[The costs all] fall on the taxpayers. Not that the former hedge fund manager and Galleon Group founder has a choice. Rajaratnam does not have the option of paying for his own treatment once his sentence begins on Nov. 28.

"No, he cannot pay for it himself," said Alan Ellis, an attorney, prison consultant and author of the Federal Prison Guidebook.  "No way. There's no such thing as rich man's medicine versus poor man's medicine in the Bureau of Prisons."

Ross would not say how much the bureau specifically spends on health care, but the U.S. Government Accountability Office estimates that the cost is growing, in tandem with the aging prison population.   "I don't know what the 2012 health care costs are going to be, but it wouldn't surprise me if it's approaching a billion dollars," said David Maurer, director of the Homeland Security and Justice Team of the GAO, which analyzes the federal prison budget.

October 21, 2011 in Prisons and prisoners, White-collar sentencing | Permalink | Comments (20) | TrackBack

Noting the impact of life sentences on efforts to cut prison costs

USA Today has this little piece, headlined "Growing prison populations hinder budget cuts," which details how the massive increase in offenders serving life sentences in recent years adds an extra challenge for those states now eager to reduce prison populations and associated costs.  Here are excerpts:

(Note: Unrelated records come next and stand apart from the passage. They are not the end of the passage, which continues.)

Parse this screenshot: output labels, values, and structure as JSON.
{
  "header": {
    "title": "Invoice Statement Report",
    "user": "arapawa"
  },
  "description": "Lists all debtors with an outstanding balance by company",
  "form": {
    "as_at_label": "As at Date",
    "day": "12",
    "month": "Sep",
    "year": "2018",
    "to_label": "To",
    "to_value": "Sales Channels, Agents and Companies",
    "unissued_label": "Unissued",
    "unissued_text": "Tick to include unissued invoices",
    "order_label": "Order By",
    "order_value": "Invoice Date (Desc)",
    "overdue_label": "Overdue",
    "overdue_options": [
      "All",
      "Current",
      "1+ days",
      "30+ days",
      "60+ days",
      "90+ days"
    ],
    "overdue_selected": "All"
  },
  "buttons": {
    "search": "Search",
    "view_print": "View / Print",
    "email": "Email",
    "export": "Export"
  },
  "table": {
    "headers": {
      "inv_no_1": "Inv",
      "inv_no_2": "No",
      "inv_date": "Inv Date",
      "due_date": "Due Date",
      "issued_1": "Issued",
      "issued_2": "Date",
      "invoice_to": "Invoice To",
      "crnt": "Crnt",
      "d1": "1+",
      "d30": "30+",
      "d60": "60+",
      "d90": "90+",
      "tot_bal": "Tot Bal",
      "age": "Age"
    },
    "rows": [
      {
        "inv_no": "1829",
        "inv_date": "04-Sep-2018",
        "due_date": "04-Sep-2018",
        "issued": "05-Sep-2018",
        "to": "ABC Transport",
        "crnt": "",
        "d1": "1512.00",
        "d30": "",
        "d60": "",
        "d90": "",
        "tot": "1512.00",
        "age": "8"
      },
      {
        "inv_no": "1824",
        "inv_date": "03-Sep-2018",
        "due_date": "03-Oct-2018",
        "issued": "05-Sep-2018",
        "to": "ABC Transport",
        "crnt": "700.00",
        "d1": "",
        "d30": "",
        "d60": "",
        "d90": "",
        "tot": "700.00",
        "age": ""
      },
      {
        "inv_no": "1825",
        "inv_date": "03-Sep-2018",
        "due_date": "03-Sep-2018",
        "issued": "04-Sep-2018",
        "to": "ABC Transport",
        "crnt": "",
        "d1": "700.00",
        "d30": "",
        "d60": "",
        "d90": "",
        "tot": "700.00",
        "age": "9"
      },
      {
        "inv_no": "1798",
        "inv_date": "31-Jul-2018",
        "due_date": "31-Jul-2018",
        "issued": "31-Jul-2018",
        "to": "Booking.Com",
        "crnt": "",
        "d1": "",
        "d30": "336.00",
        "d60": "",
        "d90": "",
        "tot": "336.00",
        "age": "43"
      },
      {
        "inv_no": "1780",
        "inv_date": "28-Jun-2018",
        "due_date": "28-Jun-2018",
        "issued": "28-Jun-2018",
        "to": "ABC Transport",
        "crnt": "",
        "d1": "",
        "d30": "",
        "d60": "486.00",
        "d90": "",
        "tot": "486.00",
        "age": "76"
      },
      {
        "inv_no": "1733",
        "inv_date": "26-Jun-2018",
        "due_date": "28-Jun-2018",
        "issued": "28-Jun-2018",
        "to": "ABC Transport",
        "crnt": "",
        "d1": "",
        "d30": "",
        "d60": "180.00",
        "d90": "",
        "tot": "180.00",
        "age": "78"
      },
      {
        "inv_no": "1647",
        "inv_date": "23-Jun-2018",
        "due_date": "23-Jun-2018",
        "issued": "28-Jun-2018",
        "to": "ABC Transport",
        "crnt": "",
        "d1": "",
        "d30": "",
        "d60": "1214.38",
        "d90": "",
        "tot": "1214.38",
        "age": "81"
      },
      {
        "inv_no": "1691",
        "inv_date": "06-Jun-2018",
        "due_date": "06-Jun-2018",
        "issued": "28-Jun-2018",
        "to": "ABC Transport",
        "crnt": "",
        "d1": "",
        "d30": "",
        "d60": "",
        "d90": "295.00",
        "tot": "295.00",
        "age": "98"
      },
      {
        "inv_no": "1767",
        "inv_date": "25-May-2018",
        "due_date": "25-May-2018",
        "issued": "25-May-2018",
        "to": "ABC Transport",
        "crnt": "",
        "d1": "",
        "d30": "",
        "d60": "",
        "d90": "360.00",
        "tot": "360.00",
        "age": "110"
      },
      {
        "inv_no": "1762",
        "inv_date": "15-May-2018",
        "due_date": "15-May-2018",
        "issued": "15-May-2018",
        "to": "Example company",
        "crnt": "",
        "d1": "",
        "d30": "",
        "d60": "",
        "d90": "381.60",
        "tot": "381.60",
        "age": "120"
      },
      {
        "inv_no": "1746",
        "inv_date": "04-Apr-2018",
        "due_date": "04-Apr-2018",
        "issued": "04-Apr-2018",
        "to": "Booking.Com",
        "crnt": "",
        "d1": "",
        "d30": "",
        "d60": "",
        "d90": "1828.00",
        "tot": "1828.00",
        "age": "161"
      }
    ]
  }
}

The rising number of prisoners serving costly life terms across the country is complicating state officials' efforts to make dramatic cuts to large prison budgets, lawmakers and criminal justice officials said.

From 1984 to 2008, the number of offenders serving life terms quadrupled, from 34,000 to roughly 140,000, according to the most recent count by The Sentencing Project, which advocates alternatives to incarceration.  

One of the fastest-growing subgroups are inmates serving life without the possibility of parole.  Those numbers have jumped from 12,453 in 1992 to 41,095 in 2008 and represent the most costly inmates to house as the aging inmates require increased medical care....

In Texas, the second-largest state prison system in the country, with 156,000 inmates, the number of offenders serving life without parole has been increasing since the sentence was adopted by the state Legislature in 2005, from 47 in 2007 to 391 this year.  The number of Texas prisoners serving life with the possibility of parole — 8,665 — has increased in four of the past five years....

In California, the country's largest prison system with 164,000 inmates, the number of prisoners serving life terms has been steadily increasing, even as the state faces a federal court mandate to reduce the prison population by 30,000 by 2013.  More than 20% of the state's inmates are serving life terms or equivalent sentences.

Joseph Cassilly, a past president of the National District Attorneys Association, said there is concern that increasing budget pressures on state governments could drive officials to consider paroles for lifers in an attempt to reduce costs.   "How do you explain that to a victim of a crime or a surviving family member who thought life in prison really meant life in prison?" Cassilly said.

October 21, 2011 in Prisons and prisoners, Scope of Imprisonment, Sentences Reconsidered | Permalink | Comments (3) | TrackBack